▶ **Exercise details**: Look through the data below, tally the lines where "values" occurs, and write the total alone.

▶ **Data records**:
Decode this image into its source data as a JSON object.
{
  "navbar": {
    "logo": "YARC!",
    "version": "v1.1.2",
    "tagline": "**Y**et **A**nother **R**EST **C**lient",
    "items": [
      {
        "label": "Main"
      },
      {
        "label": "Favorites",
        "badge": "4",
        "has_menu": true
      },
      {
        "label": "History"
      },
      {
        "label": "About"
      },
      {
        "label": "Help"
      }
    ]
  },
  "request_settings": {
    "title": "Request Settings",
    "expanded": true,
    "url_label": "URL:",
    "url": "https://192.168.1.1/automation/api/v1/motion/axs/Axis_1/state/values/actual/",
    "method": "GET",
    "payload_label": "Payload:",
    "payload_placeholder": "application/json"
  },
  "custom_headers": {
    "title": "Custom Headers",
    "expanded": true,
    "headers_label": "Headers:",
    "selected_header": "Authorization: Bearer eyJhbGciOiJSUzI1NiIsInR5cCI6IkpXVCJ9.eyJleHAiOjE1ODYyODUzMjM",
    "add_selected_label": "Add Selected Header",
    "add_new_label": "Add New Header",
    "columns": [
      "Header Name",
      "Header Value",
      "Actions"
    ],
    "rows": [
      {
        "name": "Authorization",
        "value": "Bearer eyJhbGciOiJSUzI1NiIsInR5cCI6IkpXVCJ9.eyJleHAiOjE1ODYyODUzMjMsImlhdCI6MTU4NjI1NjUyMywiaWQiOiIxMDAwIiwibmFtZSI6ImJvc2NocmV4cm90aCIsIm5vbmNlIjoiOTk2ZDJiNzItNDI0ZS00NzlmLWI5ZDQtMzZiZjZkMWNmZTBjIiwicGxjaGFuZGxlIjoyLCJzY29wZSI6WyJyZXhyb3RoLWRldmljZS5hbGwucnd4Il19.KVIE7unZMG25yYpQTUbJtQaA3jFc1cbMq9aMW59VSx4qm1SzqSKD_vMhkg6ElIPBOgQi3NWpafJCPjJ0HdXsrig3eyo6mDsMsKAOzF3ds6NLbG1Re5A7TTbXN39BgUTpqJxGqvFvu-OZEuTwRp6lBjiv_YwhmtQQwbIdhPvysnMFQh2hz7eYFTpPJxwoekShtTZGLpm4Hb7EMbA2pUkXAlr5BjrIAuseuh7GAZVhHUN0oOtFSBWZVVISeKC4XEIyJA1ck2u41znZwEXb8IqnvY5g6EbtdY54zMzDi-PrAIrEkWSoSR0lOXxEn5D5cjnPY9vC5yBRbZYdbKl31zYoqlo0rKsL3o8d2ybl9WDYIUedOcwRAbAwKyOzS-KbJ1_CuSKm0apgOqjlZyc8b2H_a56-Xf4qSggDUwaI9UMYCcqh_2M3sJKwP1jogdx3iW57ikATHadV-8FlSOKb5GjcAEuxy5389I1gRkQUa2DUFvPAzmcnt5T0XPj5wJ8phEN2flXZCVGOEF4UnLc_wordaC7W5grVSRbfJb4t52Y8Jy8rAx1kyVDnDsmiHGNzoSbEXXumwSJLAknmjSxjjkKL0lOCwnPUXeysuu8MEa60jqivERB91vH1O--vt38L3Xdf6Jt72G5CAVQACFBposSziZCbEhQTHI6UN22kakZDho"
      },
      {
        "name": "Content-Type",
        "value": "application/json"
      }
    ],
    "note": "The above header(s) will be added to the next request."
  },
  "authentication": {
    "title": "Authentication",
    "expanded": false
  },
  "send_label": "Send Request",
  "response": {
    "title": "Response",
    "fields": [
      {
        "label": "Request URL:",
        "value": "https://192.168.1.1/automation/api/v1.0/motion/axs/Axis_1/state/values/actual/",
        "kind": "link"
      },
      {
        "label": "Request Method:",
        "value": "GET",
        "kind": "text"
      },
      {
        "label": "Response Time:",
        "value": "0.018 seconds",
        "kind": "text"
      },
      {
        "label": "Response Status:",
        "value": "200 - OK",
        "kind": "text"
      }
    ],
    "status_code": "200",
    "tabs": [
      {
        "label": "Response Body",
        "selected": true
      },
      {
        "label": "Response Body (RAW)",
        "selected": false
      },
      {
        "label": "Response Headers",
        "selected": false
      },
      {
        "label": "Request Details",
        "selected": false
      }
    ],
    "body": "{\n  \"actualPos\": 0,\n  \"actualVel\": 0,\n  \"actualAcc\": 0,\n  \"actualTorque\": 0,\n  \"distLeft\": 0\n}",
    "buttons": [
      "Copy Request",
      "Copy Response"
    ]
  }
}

▶ **Problem solution**: 2